If you have a score below that, you might struggle to get a refinance mortgage with many conventional financial institutions. However, there are “B” lenders and private lenders who might refinance your mortgage, but their rates will be considerably higher than the banks’ rates.
What does it mean to refinance a mortgage mid-term?
This is when you break your current mortgage to take out some equity (by increasing the principal on your loan) and/or change the interest rate (usually to a better one). Many people consider this an example of when not to refinance a mortgage, because the penalties for breaking a mortgage can be in the thousands.
What’s the difference between a mortgage renewal vs. refinance?
A mortgage renewal is for the exact same amount of money and often with the same lender. A mortgage refinance usually involves an increase in the loan amount, and a change in interest rate and/or lender.
Should I refinance my mortgage to pay for renovations?
A mortgage refinance can often be a good choice for renovations, if you’re happy with spreading repayments over the life of your mortgage. If you want to pay the loan off faster, a line of credit or personal loan might be a better option.
What is a refinance mortgage’s main advantage?
It enables you to cash in up to 80% of the equity in your home while paying a mortgage interest rate on the loan, which is typically considerably lower than the interest on a personal loan or line of credit.
Mortgage renewal vs. refinance vs. reverse mortgage
For homeowners aged 55-plus, there is an alternative to both a mortgage refinance and a renewal. Retired homeowners with a conventional mortgage can often find that mortgage payments make a huge dent in their retirement income.

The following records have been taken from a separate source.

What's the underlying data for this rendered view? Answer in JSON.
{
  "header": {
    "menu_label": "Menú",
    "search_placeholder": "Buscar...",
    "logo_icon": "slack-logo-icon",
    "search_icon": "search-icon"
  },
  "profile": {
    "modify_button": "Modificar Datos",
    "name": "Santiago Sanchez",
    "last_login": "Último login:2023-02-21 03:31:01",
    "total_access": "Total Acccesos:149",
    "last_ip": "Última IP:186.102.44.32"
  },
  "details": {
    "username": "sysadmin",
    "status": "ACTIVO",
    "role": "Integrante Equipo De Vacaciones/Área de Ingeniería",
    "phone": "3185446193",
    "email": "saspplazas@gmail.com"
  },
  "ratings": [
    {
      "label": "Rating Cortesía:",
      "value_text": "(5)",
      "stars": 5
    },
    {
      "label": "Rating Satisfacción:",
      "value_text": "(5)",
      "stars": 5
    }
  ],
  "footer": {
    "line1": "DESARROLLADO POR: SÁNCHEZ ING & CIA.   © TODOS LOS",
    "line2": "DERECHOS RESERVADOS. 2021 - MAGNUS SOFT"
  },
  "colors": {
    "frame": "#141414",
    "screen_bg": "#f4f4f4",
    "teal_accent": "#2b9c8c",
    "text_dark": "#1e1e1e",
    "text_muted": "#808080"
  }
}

Instead, you could take out a reverse mortgage and use it to pay off your current conventional mortgage. The key advantage would be that you’d no longer have to make regular monthly mortgage payments (you only pay back what you owe when you sell your home or move out). This would free up a lot of your retirement income and help you to have a more enjoyable retirement.
If you also need extra money to pay for renovations or another large expense, you could qualify for a reverse mortgage that can pay off your conventional mortgage and provide an extra lump sum.
A reverse mortgage can also be easier to qualify for compared to a conventional mortgage, because your credit score and income are not qualifying factors. Call us today at 1-866-758-2447 to find out how much you could borrow with a CHIP Reverse Mortgage, instead of taking out a mortgage refinance.